Rhawn Joseph, who has published articles in the Journal of Cosmology, a journal that has questionable repute among some scientists, filed the lawsuit in California court against NASA and its administrator Charles Bolden. He asking that the agency be compelled to "thoroughly scientifically investigate a putative biological organism on Mars identified/discovered by petitioner and referred to by NASA as: 'unlike anything we have seen before.'"
The left image was taken days before the right. Scientists were surprise to see a rock at the site. (Image source: NASA/JPL-Caltech/Cornell Univ./Arizona State Univ.)

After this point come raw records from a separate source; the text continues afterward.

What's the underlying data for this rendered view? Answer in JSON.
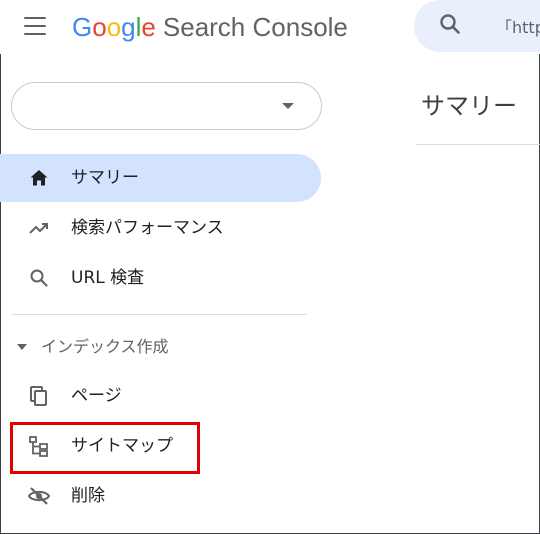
{
  "header": {
    "logo": {
      "letters": [
        "G",
        "o",
        "o",
        "g",
        "l",
        "e"
      ],
      "product": "Search Console"
    },
    "search": {
      "placeholder": "「http"
    }
  },
  "property_selector": {
    "value": ""
  },
  "main": {
    "page_title": "サマリー"
  },
  "sidebar": {
    "items": [
      {
        "label": "サマリー",
        "icon": "home-icon",
        "active": true
      },
      {
        "label": "検索パフォーマンス",
        "icon": "trending-up-icon",
        "active": false
      },
      {
        "label": "URL 検査",
        "icon": "search-icon",
        "active": false
      }
    ],
    "index_section": {
      "label": "インデックス作成",
      "items": [
        {
          "label": "ページ",
          "icon": "pages-icon"
        },
        {
          "label": "サイトマップ",
          "icon": "sitemap-icon"
        },
        {
          "label": "削除",
          "icon": "removals-icon"
        }
      ]
    }
  },
  "colors": {
    "accent_active_bg": "#d3e3fd",
    "highlight_border": "#e00000",
    "search_bg": "#eaf0fb"
  }
}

Steve Squyres with NASA did in fact label a rock on Mars as "unlike anything we've seen before," but the scientists are pretty definitive that it's a rock. W
hether he is referring to the same "jelly doughnut"-shaped rock that was missing in an earlier photo snapped by the rover Opportunity on one mission and then spotted shortly after in the same location on another mission, is unclear based on the news release.
Joseph in the lawsuit wrote that he examined the images of the rock and believes it to look like "a mushroom-like fungus."
To him, the "obvious conclusion" in this case is that the object "is alive and grew into the structure depicted when NASA's rover team took photos 12 Martian days later." Joseph believes the structure has spores that when exposed to the Martian weather began to grow.
NASA had hypothesized that the rock, dubbed Pinnacle Island, "may have been flipped upside down when a wheel dislodged it, providing an unusual circumstance for examining the underside of a Martian rock."
According to Joseph, NASA "refused to release high-resolution photos" of the structure.
The image on the left was taken on the SOL3528 mission while the photo on the right, showing the new rock, was taken of the same area in the SOL3540 mission. (Images: NASA/JPL-CALTECH)
"[The] petitioner made these discoveries whereas the rover team did not, simply because NASA’s rover team inexplicably failed to perform the basic demands of science, which is 'research, look again,'" Joseph's lawsuit said.
Joseph wrote that he asked NASA scientists about taking higher resolution photos and alleged that NASA refused.
"The refusal to take close up photos from various angles, the refusal to take microscopic images of the specimen, the refusal to release high-resolution photos, is inexplicable, recklessly negligent and bizarre," he wrote. "Any intelligent adult, adolescent, child, chimpanzee, monkey, dog or rodent with even amodicum of curiosity, would approach, investigate and closely examine a bowl-shaped structure which appears just a few feet in front of them when 12 days earlier they hadn’t noticed it."
Joseph called NASA's hypothesis that it be an overturned rock or something that dropped there as a result of a meteor "bizarre, absurd, ignorant and little more than magical thinking."
Joseph asks that NASA be required to examine the structure further, and if they find it to be a biological organism that he be listed as the first author on its scientific articles about such a discovery.
Update: Popular Science posted this statement from NASA regarding the lawsuit:
This is an ongoing legal matter and we are limited in what we can discuss about the filing. However, NASA has been publicly sharing our ongoing research into the rock dubbed “Pinnacle Island" since we originally released the images from the Mars Exploration Rover Opportunity earlier this month. The rock, which NASA is studying to better understand its chemical composition, also was widely discussed during a Jan. 22 NASA Television news conference. As we do with all our scientific research missions, NASA will continue to discuss any new data regarding the rock and other images and information as new data becomes available.
Here's the full lawsuit:
(H/T: Popular Science)